A few days after a breast biopsy at a Stanford Health Care facility, Perla Ni opened her bill: $143,396.66. A breast biopsy takes about 45-minutes.

Ms. Ni had a high deductible insurance policy, and she paid $7,750 out of pocket. Her insurer, able to negotiate a discount, paid $67,088. By the way, Ni’s insurer is raising its premiums.

Dr. Marty Makary, Professor of Surgery and Health Policy at the Johns Hopkins School of Medicine, and an advocate of price transparency, points out over at Market Watch that what Ms. Ni paid out of her own pocket would have covered the entire cost of the same procedure at the respected Surgery Center of Oklahoma, which requires cash and posts a menu for its prices.

Americans are hungry for honesty in health care.

The Trump administration announced a price transparency rule that stipulates that hospitals must post prices for 300 common procedures. These are procedures that could be performed at a number of medical outlets. Hospitals must also disclose the heretofore secret negotiated discounts with insurers. Patient fees make such deals possible.

Makary is also encouraged by the number of start-up websites that reveal costs of procedures in the same way that other websites disclose airline fares. Hospitals have been reluctant to reveal their prices to these websites, but the ones that refuse are losing business, according to Makary. Makary saw how this works when he came to the assistance of a patient who’d been charged $5,000 for an abdominal CAT scan. Here is how it works: 

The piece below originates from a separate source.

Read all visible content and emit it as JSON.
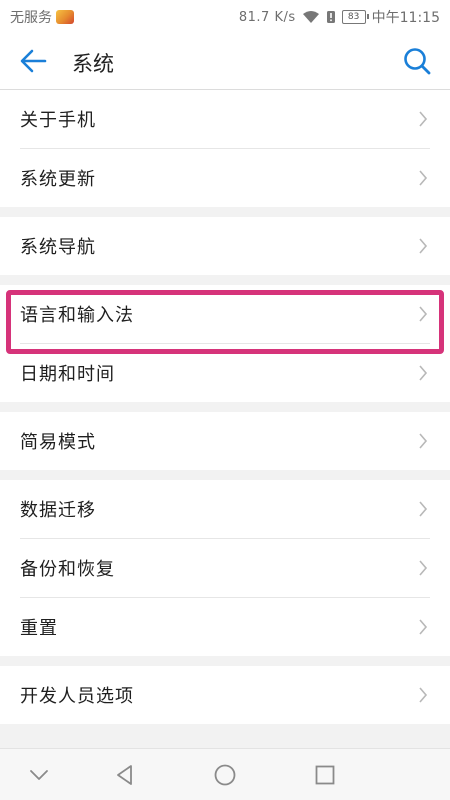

On a recent trip to Carlsbad, N.M., to help a patient who was overcharged for a CAT scan, I decided to walk over to the hospital’s radiology counter to ask how much a CAT scan of the abdomen actually costs. I gave the radiology representative the exact medical code for the procedure. She said it would cost “about $5,000,” which translates to a direct out-of-pocket cost of $5,000 for many out-of-network patients and those with a high deductible.

Knowing the price should be much lower, I explained my frustration at the price and pointed out that other imaging centers charge far less. She responded by whispering to me “OK, if you go to MDsave.com, we list it there for about $500.” Actually, $522 to be exact, when I checked the website.

Why does a hospital drop its prices so dramatically on a competitive website? That’s the power of transparent markets.

The Johns Hopkins surgery professor sees market transparency as the key to curtailing surprise bills:

A fundamental problem in health care is that we have non-competitive markets. While policy makers may feel tempted to just set a price cap for surprise bills or drugs, the better and more disruptive idea is to actually make markets competitive on price and quality. And though price transparency is not the silver bullet to lower health-care costs, it is a necessary first step.

Hospitals won’t go broke if they practice market transparency, according to Makary. Surgery centers that engage in real price transparency are reporting a 50 percent increase in patient volume and a 30 percent increase in revenue, according to one study.

The bottom line:

Americans are hungry for honesty in health care.

Read the entire article.